Another post for me that is simple and hopefully serves as an example for people trying to get blogging as #SQLNewBloggers.
I saw the addition of FORMAT() to the T-SQL language, but didn’t play with it much. Recently it appeared in some code, and decided to experiment a bit. I had assumed this was mainly for dates, but it’s a general format/culture function that handles numbers as well.
On the doc’s page, there are the basic description of the parameters, which are NVARCHAR(), so passing in VARCHAR() causes an implicit conversion. It shouldn’t be much, but there are already performance penalties (see Aaron Bertrand’s piece), so don’t add to the overhead.
One good thing to note is that if you pass in invalid formats or cultures, a NULL is returned. Since the format and culture strings aren’t completely intuitive, this might be a source of issues in your code.
This is a neat function, relying on CLR formatting rules. That means I can do fun things like:
DECLARE @i int = 5000; SELECT FORMAT(@i, N'USD$#');
DECLARE @i INT = 5000 ; SELECT FORMAT(@i, N'# dahlahs') ; GO
Which gives me:
There are lots of formats, and certainly lots of nuances to numeric formatting strings. It’s worth reading up if you plan to use this, but again, beware of performance.
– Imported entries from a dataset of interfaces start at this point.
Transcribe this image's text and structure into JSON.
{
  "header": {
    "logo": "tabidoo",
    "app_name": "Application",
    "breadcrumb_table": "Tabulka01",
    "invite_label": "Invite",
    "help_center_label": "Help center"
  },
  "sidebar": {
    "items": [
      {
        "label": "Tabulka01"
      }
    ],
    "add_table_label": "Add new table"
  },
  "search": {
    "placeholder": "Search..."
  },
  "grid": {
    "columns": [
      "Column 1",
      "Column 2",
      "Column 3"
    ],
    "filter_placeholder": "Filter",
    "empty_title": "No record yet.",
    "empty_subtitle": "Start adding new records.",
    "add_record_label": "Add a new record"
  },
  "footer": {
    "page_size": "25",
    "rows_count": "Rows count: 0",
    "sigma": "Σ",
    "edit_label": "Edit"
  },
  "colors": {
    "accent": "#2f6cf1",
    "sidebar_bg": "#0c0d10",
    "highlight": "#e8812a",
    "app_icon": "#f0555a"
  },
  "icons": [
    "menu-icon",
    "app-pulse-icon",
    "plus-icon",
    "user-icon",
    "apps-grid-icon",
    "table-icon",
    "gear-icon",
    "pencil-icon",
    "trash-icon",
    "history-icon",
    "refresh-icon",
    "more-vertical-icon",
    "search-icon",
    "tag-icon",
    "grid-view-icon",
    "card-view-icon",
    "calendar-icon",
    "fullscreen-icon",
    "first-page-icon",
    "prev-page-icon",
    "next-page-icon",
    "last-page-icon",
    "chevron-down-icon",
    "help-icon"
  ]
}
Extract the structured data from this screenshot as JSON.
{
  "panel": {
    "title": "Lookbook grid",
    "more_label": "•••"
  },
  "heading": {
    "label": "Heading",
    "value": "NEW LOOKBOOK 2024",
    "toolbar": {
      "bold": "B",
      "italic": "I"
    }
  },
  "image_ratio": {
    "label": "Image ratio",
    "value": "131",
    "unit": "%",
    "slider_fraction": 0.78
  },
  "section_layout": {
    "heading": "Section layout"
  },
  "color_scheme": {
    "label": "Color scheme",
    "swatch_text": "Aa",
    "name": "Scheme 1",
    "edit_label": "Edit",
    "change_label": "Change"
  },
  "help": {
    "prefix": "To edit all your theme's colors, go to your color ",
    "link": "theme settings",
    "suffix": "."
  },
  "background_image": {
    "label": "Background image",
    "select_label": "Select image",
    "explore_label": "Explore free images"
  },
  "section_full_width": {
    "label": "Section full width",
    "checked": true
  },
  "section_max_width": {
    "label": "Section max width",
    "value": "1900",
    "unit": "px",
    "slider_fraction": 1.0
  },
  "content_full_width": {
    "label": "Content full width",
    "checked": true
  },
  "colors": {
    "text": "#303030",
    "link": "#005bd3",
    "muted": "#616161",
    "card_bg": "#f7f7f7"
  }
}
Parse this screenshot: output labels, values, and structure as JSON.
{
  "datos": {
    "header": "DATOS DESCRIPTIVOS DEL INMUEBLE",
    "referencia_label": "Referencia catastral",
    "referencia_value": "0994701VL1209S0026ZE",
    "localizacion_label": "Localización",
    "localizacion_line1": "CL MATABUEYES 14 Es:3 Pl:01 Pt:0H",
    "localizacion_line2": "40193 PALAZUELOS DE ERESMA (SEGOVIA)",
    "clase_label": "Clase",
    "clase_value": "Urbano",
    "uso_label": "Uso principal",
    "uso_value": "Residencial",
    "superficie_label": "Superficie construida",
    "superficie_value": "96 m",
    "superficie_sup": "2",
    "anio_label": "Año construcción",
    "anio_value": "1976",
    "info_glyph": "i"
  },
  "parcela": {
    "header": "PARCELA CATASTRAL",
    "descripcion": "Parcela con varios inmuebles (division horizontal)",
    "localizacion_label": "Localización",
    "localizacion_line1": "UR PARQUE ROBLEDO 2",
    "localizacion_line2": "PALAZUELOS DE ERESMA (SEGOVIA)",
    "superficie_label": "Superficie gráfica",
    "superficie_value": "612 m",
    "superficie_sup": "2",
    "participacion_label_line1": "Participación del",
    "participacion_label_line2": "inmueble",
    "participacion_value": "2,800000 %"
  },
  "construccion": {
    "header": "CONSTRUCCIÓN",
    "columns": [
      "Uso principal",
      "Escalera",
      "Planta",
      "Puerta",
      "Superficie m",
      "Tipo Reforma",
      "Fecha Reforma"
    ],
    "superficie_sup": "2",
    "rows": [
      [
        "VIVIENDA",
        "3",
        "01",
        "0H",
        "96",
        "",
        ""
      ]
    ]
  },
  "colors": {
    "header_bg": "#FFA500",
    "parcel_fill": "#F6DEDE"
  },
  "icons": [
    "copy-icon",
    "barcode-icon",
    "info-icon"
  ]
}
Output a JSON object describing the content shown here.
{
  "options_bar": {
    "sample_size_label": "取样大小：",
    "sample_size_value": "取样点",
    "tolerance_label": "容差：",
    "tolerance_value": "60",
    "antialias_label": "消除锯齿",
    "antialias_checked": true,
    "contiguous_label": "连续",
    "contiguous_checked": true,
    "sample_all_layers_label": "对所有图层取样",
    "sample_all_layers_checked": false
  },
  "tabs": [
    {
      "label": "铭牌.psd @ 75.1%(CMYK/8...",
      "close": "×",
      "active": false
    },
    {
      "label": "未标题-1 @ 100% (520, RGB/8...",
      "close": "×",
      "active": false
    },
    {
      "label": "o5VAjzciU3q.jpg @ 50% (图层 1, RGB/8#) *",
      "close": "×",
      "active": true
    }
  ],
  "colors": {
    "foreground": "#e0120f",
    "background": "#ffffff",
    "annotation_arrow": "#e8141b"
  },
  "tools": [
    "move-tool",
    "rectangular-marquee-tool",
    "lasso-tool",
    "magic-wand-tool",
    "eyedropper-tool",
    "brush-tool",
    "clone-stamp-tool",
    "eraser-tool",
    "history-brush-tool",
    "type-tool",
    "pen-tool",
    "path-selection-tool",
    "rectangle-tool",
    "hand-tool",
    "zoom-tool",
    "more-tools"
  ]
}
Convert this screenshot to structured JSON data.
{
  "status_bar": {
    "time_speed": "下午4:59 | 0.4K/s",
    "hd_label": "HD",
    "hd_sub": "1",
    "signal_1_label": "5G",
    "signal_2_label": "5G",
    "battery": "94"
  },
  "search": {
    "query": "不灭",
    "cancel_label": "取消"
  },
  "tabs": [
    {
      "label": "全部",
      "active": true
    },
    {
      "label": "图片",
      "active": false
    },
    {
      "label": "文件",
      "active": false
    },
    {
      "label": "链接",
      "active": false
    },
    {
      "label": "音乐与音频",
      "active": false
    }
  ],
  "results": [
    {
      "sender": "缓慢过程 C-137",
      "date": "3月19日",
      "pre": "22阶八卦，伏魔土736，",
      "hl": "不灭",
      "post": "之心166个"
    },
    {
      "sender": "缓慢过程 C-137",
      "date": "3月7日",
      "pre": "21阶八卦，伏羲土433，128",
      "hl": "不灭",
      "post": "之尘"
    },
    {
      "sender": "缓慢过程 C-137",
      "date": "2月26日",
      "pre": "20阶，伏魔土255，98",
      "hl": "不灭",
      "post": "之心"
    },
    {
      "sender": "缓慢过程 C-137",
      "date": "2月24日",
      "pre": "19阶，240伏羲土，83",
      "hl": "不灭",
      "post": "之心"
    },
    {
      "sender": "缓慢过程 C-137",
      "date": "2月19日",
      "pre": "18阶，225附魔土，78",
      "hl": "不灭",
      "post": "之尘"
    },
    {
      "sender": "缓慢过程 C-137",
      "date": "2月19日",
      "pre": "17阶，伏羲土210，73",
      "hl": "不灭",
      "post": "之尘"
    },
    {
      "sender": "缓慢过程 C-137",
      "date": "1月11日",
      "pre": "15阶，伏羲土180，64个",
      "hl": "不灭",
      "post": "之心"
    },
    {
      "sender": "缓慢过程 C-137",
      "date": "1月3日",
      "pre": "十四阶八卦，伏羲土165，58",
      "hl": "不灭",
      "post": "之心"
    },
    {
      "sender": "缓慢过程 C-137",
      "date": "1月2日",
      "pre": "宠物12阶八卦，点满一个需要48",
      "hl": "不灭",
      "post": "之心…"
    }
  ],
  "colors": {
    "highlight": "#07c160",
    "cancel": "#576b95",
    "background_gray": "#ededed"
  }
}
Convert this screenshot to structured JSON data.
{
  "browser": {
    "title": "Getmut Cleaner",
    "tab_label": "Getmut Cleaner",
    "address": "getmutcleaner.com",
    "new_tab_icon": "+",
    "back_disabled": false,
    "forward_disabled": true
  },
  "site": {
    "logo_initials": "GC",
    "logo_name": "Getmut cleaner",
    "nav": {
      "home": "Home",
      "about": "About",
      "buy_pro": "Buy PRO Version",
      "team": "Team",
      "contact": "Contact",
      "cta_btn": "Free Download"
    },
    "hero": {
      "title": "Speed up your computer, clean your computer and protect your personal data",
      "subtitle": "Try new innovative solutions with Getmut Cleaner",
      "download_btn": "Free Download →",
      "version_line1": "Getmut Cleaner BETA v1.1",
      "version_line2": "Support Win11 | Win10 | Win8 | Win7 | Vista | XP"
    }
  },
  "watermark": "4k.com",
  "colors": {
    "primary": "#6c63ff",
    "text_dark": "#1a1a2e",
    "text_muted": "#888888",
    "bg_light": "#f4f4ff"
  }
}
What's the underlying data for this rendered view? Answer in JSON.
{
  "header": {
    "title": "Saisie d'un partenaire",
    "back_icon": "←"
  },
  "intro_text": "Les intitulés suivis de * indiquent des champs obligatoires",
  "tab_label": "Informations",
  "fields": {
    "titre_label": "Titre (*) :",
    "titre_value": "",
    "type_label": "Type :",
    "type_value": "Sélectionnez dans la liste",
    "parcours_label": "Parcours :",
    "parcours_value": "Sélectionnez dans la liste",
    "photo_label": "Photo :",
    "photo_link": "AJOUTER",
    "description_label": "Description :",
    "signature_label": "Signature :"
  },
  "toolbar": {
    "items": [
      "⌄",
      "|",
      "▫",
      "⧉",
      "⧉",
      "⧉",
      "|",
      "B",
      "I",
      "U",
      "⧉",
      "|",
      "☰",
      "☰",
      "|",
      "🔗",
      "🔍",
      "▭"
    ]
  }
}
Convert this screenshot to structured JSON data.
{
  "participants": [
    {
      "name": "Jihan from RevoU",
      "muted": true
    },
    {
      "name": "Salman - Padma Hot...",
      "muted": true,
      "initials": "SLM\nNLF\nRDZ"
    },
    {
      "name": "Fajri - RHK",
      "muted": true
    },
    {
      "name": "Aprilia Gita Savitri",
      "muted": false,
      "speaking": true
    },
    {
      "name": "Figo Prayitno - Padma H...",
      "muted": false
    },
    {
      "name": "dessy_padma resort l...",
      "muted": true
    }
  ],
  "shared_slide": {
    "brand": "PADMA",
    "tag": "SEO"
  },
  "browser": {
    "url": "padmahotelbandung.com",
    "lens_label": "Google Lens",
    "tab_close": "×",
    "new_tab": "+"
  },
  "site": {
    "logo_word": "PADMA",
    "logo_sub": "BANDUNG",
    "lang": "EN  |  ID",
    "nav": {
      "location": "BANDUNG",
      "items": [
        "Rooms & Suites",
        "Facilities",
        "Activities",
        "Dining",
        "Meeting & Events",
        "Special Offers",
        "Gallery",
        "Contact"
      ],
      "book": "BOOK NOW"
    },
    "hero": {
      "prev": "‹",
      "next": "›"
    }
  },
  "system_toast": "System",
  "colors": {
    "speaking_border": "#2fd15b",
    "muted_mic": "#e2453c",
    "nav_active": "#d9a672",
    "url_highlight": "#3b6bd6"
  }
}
I’d avoid using this if the data size is large, maybe more than a few hundred rows.
After all, the database server is a shared resource, and using this CPU to handle simple formatting may not be the best use of your system.